"In contact with Miriam, he gained insight, his vision went deeper. From his mother he drew the life warmth, the strength to produce; Miriam urged this warmth into intensity like a white light," (p. 190).
Thus, while his mother may have given birth to Paul's ability to be creative, Miriam nurtured it and drew it out of him. But his mother placed a negative construal on Miriam's ability with Paul. Rather than seeing it as a way of drawing out his creativity, she characterized it as a way of sucking life out of him.
"She could feel Paul being drawn away by this girl. And she did not care for Miriam. 'She is one of those who will want to suck a man's soul out till he has none of his own left,' she said to herself,' and he is just such a gaby as to let himself be absorbed. She will never let him become a man, she never will.'" (p. 196).
A Biblical Image
But Paul was increasingly fascinated by Miriam, as she was mesmerized by him. She loved to discuss books and ideas iwth him. "He held forth passionately, she listened and her soul expanded" (p. 193). While thinking about the new social philosophy "in the air" at the turn of the 20th century, most of which owed its articulation to Herbert Spencer and his followers, Paul said:
"It seems as if it didn't matter, one more or less, among the lot" (p. 193).
Then he explained, "I used to believe that about a sparrow falling--and hairs of the head---" (p. 193). The point is that he formerly believed the biblical story told by Jesus that God's care for each individual was evinced by the fact that He knew even if a sparrow fell to the ground. But Paul now disagrees with this philosophy (or text).
"Now I think that the race of sparrows matters, but not one sparrow: all my hair, but not one hair" (p. 193).
The latter comment refers to the passage in the Sermon on the Mount where Jesus says that "even the hairs of your head are numbered." In the Gospels these words are meant to comfort believers who live anxiously and often can't see their way out of current difficulties. If, indeed, God knows every hair on our heads, we can be confident that he won't abandon us. But Paul is abandoning that belief now and replacing it with a "social" or "group" understanding of things. God would notice if a whole species of birds perish or an entire nation of people falls, but God's detailed care doesn't reach to the individual.
She was electrified by his mind and his speech: "But to hear him talk was life to her: like starting the breathing in a new-born baby."

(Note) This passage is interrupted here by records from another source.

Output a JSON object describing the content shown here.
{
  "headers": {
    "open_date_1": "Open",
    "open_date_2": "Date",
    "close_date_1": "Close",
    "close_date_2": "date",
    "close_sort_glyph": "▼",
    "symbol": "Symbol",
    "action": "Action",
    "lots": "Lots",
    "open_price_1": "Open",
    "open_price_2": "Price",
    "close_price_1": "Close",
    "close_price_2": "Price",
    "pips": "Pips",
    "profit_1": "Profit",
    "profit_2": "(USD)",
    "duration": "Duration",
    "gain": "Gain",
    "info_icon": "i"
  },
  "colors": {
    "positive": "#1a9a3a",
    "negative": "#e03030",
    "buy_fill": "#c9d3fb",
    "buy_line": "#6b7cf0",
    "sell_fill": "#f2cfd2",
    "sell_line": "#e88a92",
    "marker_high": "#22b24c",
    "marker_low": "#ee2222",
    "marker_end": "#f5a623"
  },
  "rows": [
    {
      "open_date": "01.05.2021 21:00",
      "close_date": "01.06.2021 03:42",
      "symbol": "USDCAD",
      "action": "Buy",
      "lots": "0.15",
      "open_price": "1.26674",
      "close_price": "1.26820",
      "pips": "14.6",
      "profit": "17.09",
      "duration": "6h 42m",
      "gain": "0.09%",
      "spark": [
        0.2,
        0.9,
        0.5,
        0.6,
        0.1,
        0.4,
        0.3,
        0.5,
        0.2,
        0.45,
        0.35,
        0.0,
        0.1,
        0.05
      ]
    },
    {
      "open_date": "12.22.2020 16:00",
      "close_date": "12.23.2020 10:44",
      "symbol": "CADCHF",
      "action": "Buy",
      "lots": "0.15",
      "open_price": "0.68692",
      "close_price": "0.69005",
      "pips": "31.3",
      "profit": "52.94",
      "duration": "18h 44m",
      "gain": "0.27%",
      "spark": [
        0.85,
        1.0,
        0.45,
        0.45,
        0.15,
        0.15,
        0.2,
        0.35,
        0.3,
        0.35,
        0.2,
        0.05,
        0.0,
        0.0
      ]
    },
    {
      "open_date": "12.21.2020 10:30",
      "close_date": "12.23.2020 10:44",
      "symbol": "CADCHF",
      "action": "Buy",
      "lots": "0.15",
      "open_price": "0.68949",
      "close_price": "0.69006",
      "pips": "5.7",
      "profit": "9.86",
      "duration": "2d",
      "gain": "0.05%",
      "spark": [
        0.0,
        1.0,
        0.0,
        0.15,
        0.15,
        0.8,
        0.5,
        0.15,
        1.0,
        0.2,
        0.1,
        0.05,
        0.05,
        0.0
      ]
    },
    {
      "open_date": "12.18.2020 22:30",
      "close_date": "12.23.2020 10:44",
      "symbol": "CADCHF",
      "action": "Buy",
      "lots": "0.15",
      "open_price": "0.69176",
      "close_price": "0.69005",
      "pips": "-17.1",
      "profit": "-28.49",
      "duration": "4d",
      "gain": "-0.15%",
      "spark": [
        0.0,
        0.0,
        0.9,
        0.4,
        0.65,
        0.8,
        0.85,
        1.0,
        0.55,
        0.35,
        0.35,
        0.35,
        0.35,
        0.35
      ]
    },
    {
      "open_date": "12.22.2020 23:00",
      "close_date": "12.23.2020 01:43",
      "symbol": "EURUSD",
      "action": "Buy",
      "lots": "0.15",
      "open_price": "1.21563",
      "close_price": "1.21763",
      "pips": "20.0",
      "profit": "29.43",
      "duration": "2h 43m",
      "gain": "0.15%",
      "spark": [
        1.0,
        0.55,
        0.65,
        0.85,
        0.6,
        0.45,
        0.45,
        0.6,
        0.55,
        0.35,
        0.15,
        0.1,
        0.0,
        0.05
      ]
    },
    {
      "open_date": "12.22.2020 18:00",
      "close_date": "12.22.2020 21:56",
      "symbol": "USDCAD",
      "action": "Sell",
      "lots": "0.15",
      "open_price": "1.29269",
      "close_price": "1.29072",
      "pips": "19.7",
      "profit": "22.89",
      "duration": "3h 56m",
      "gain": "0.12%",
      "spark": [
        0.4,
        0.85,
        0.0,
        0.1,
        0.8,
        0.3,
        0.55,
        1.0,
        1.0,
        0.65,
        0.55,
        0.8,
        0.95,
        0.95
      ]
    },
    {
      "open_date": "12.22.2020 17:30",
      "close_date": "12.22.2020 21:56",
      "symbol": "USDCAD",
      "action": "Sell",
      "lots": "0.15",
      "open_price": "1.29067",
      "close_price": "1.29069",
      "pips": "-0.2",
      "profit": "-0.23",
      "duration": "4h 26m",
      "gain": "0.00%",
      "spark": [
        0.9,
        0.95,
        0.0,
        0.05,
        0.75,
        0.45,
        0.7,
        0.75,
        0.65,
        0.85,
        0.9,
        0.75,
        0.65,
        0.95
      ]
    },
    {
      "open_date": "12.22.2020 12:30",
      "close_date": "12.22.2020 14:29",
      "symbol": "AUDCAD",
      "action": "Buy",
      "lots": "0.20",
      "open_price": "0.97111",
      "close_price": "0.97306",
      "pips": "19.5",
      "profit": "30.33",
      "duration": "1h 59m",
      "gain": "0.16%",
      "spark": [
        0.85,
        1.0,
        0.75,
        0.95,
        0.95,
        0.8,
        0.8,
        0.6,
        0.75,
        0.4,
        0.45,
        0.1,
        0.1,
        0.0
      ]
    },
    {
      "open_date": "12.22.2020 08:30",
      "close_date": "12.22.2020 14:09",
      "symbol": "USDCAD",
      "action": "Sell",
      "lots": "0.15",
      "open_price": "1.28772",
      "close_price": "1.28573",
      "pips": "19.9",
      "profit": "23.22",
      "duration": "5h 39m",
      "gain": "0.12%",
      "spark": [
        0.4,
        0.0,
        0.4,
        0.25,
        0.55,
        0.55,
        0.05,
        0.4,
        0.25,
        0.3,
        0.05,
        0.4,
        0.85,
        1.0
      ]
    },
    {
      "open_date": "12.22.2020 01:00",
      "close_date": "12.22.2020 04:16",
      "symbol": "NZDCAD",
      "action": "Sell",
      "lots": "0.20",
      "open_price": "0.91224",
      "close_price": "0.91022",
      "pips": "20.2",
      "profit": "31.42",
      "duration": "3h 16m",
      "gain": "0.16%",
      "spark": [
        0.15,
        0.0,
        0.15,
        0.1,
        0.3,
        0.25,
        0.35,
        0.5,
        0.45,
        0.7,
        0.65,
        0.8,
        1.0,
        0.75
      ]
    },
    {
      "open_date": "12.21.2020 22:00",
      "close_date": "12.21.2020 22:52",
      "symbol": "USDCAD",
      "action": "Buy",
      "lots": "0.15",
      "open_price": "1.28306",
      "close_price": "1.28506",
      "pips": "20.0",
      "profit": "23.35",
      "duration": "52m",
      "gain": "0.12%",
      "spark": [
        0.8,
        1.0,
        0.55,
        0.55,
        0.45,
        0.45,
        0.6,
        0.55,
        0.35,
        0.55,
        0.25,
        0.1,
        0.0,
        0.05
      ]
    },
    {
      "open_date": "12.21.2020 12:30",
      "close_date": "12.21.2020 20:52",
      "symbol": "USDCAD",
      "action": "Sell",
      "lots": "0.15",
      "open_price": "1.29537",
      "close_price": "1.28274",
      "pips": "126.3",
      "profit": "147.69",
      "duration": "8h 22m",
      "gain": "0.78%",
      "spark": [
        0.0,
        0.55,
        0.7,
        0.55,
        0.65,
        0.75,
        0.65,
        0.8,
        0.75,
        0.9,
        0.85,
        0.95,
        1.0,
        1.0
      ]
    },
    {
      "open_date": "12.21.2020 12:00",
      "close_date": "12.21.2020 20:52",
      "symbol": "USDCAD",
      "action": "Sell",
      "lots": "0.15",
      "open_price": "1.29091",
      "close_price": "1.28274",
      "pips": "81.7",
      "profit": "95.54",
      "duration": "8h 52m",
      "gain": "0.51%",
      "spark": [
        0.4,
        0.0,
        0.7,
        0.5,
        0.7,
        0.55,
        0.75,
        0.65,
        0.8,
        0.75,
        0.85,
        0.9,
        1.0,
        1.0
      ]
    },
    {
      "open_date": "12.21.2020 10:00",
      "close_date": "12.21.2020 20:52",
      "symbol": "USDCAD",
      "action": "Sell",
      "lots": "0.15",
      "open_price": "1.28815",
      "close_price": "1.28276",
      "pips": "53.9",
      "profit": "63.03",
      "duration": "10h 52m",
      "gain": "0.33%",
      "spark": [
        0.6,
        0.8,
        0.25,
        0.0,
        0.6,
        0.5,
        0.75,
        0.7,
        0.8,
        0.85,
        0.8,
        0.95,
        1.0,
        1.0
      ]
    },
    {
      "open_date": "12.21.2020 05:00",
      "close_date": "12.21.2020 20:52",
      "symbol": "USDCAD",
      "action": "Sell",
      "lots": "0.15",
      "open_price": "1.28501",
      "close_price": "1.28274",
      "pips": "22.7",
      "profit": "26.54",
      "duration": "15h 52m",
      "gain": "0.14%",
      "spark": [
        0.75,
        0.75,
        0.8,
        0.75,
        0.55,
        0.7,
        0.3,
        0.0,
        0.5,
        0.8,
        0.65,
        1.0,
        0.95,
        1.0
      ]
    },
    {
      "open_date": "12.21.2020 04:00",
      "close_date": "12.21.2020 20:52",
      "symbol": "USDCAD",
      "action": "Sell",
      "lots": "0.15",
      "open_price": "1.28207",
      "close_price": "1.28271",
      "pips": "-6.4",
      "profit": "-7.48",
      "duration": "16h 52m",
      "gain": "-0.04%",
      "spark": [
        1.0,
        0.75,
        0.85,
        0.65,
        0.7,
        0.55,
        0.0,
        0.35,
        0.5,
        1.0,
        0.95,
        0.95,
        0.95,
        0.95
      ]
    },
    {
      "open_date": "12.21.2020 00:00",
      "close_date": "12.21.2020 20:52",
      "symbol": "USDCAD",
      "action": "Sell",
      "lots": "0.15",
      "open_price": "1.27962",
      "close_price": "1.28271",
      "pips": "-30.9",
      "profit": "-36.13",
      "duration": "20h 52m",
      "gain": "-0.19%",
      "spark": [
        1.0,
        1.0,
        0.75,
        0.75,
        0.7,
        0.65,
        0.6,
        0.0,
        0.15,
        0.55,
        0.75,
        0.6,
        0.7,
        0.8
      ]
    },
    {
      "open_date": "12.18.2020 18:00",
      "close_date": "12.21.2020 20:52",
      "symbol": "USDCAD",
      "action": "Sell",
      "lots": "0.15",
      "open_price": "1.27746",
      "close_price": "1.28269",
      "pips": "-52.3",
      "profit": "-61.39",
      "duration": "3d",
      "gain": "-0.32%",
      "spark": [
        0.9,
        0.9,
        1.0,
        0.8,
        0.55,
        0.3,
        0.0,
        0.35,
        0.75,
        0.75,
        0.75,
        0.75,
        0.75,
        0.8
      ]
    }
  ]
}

And she still wanted more. She continued to learn more about him. One day they were out walking in nature with some other people, but she became separated from him. She kept walking, turning down various roads. Finally, she came upon him again. And the way she saw him led Lawrence to compare it to the biblical Annunciation (in Luke 1):
"He remained concentrated in the middle of the road. Beyond, one rift of rich gold in that colourless grey event seemed to make him stand out in dark relief. She saw him slender and firm, as if the setting sun had given him to her. A deep pain took hold of her, and she knew she must love him. And she had discovered him, discovered in him a rare potentiality, discovered his loneliness. Quivering as at some 'Annunciation', she went slowly forward" (p. 201).
This seeing of Paul in a new "light" cut her to the heart. She was in love with him. Lawrence expresses this intimacy and sudden clarity of understanding with other biblical language.
"She always regarded that sudden coming upon him in the lane as a revelation. And this conversation remained graven in her mind, as one of the letters of the Law" (p. 202).
The latter image is drawn, of course, from the giving of the Ten Commandments to Moses on the stone tablets (Ex. 24:12; 32:16). Note, then, the heft of the biblical concepts that swirl around Miriam and their relationship. We have an Annunciation in the lane, which is later characterized as a revelation. She would never forget the sight nor the conversation that followed from it. It would be as permanently fixed in her mind as were the letters engraved by the finger of God in the Sinai revelation.
One more essay completes these thoughts.